### WHAT THE TASK ASKS:
Go through the entries below and pick out every line with "Situação".

### DATA TO PROCESS:
========================================

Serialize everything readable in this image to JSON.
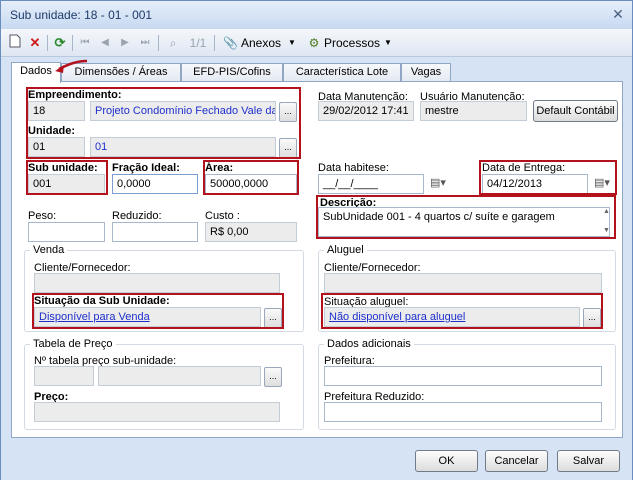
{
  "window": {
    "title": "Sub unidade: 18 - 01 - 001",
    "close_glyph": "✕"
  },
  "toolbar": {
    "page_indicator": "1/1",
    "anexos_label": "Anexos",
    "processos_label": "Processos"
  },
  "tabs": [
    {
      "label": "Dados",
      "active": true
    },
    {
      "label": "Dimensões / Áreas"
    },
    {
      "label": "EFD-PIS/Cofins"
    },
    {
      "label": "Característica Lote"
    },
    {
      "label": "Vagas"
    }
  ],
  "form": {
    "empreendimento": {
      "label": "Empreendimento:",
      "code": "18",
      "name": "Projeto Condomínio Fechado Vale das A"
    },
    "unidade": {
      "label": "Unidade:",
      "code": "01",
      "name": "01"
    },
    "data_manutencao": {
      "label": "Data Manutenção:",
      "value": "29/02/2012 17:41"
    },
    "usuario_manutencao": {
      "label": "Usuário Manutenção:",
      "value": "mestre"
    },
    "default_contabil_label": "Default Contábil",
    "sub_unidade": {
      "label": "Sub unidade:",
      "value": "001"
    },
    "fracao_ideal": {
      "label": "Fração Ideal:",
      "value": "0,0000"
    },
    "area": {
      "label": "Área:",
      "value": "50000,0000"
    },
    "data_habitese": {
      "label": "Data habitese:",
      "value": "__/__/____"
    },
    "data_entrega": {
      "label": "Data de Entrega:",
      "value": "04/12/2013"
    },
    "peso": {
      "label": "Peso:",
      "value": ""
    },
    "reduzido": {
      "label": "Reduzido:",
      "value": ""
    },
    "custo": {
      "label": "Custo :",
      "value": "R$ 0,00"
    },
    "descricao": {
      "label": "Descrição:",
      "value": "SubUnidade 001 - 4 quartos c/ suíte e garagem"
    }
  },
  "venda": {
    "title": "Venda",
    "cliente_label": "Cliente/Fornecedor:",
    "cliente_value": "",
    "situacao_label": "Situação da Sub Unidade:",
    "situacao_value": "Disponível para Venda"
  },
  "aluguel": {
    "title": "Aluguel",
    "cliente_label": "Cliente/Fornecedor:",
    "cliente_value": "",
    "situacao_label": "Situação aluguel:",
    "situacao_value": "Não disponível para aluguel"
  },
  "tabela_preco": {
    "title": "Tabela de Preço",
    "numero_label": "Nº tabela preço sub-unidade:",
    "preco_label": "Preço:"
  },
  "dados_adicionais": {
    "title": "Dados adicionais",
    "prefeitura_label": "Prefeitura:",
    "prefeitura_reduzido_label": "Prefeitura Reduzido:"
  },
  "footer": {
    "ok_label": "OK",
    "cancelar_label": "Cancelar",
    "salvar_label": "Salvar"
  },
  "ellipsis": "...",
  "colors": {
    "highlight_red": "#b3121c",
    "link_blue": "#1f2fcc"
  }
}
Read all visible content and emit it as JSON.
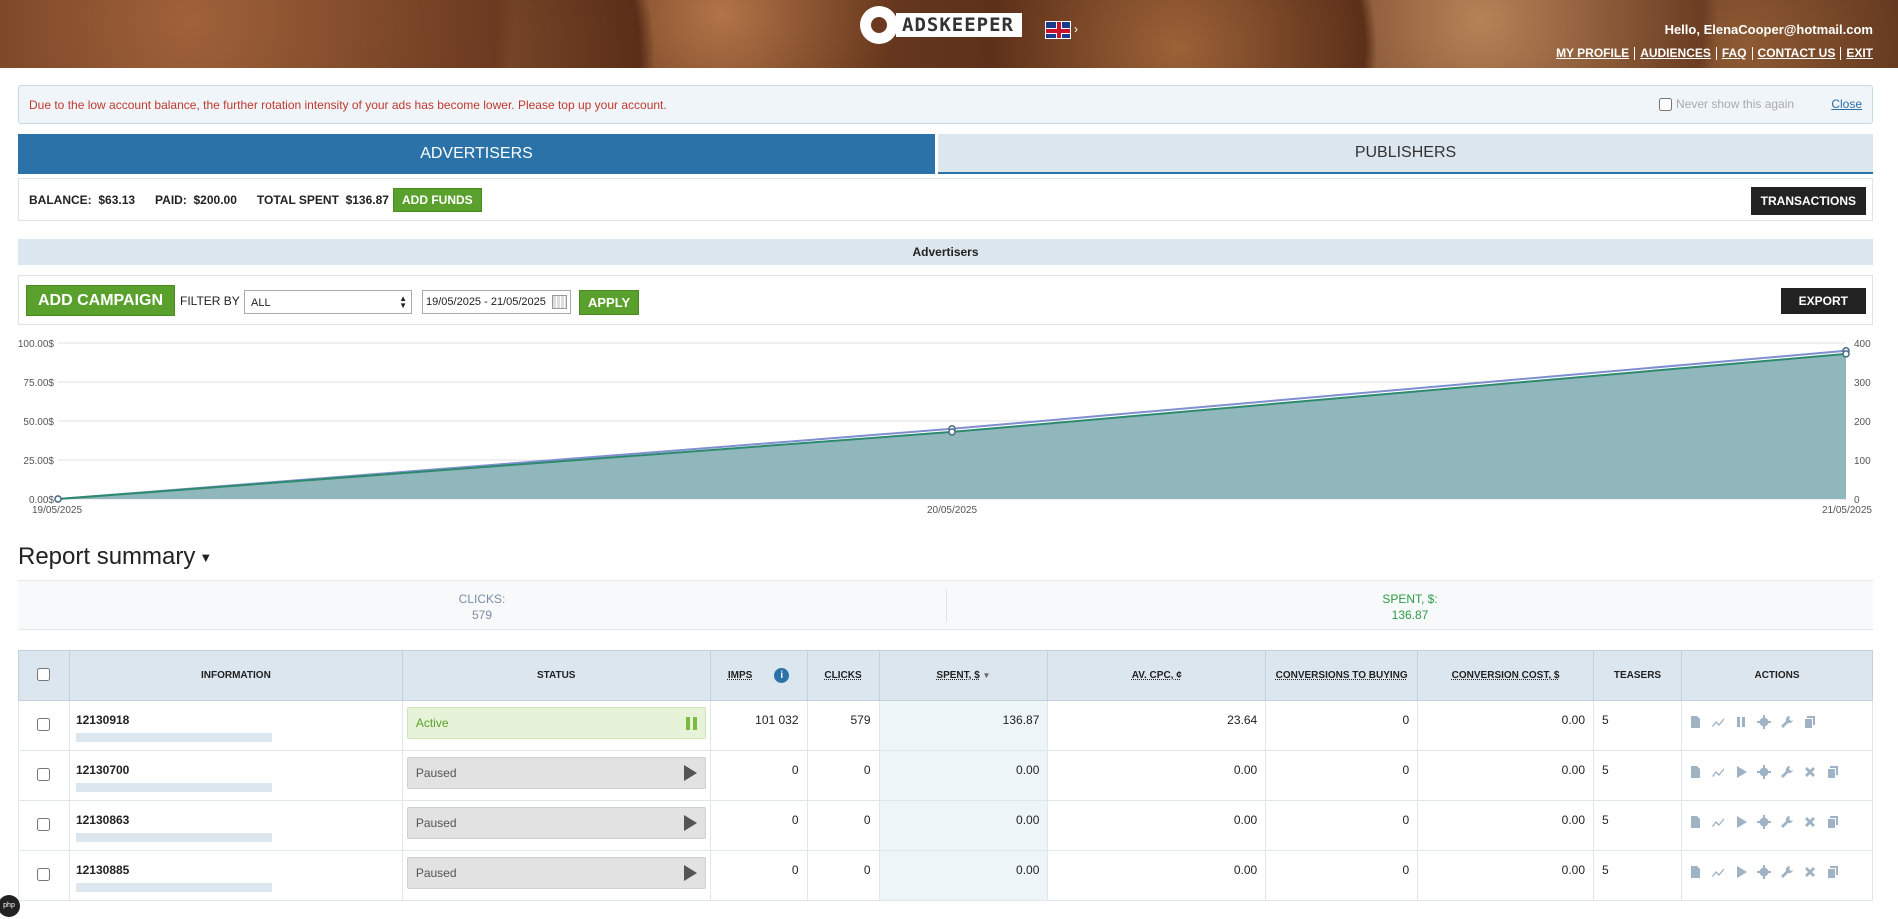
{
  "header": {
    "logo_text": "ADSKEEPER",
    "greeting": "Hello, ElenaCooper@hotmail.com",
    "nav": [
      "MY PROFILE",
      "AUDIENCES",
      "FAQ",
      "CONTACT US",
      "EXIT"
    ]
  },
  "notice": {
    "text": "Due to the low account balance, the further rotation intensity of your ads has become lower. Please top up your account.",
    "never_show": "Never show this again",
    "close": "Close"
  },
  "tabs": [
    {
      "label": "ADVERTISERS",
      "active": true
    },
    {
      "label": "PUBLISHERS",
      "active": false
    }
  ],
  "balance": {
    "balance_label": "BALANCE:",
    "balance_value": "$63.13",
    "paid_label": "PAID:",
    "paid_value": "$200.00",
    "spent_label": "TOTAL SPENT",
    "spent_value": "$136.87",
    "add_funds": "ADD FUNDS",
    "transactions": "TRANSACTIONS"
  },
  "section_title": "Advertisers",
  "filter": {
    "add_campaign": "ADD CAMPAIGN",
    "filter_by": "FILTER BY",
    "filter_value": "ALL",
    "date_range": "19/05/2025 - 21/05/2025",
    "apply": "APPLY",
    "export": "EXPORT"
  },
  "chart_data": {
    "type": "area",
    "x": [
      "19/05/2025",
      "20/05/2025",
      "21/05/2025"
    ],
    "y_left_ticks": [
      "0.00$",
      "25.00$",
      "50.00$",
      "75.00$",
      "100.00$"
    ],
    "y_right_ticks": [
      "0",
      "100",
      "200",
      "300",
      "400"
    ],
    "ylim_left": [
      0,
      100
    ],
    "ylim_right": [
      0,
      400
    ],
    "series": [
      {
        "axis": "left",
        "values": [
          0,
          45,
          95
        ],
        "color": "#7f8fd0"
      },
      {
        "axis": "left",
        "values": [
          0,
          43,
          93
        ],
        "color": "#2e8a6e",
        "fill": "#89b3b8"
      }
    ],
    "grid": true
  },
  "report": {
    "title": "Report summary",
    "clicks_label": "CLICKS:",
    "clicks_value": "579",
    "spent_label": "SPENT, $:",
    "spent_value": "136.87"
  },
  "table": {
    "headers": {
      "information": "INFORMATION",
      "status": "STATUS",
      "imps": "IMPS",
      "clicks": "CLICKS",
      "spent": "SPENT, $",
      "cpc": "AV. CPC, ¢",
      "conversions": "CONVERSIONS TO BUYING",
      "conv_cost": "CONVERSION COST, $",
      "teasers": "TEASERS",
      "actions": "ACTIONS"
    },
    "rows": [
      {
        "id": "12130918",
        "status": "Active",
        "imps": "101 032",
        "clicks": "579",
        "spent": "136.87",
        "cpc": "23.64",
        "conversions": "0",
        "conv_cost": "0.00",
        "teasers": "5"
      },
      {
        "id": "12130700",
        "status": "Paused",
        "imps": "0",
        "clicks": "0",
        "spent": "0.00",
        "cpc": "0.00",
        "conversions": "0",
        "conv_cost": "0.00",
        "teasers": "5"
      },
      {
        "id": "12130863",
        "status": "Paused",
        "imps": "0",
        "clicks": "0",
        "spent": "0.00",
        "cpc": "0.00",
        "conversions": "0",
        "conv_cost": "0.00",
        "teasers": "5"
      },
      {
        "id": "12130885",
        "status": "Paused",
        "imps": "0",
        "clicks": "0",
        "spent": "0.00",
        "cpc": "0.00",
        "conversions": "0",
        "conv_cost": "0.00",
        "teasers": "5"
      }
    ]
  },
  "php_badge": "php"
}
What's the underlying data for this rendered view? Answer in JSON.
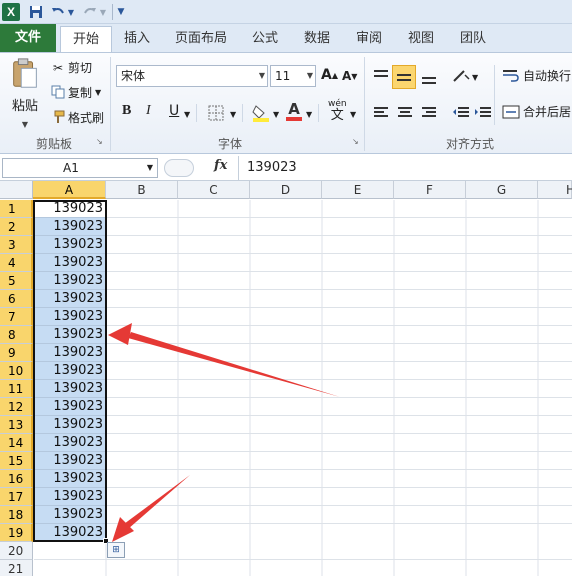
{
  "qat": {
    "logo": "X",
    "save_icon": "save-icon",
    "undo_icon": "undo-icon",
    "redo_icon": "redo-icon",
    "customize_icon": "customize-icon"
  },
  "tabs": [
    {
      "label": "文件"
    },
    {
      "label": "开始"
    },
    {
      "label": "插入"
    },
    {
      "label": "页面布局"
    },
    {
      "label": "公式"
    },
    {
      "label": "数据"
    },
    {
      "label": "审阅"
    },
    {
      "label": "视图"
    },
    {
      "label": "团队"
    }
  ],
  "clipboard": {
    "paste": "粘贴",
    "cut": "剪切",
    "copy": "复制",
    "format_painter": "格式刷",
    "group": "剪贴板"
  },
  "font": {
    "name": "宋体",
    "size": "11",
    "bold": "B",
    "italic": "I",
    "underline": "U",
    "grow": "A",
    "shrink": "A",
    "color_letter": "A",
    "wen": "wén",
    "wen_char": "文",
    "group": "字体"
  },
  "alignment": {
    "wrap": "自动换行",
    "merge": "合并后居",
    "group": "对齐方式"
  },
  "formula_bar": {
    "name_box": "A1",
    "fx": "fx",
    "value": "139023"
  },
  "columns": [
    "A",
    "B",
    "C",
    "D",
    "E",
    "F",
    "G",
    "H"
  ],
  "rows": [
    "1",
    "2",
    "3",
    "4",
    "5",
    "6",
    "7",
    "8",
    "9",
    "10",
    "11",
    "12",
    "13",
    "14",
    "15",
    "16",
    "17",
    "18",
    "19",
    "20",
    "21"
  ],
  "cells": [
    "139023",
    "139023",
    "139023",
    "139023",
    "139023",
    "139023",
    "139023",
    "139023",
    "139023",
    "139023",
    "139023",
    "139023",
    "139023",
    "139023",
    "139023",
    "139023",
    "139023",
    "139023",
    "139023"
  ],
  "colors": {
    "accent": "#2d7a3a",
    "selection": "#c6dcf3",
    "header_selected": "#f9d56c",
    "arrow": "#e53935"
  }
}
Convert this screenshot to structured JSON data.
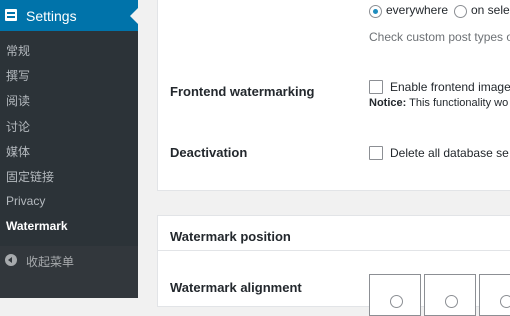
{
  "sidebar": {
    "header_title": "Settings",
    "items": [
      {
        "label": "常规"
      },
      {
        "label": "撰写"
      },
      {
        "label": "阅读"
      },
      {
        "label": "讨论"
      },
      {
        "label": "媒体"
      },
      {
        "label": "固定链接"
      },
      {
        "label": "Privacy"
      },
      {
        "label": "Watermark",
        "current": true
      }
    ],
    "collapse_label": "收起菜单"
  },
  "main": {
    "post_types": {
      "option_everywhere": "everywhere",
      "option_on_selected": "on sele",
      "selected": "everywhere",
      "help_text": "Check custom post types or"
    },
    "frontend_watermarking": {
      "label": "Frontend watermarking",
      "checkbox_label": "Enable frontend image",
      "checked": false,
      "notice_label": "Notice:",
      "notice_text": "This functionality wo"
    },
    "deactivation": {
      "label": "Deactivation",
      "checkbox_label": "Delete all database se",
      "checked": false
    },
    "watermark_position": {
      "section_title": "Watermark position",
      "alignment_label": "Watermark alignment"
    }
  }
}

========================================

### ANSWER FOR THIS EXERCISE:
    "situacao_label": "Situação da Sub Unidade:",
    "situacao_label": "Situação aluguel:",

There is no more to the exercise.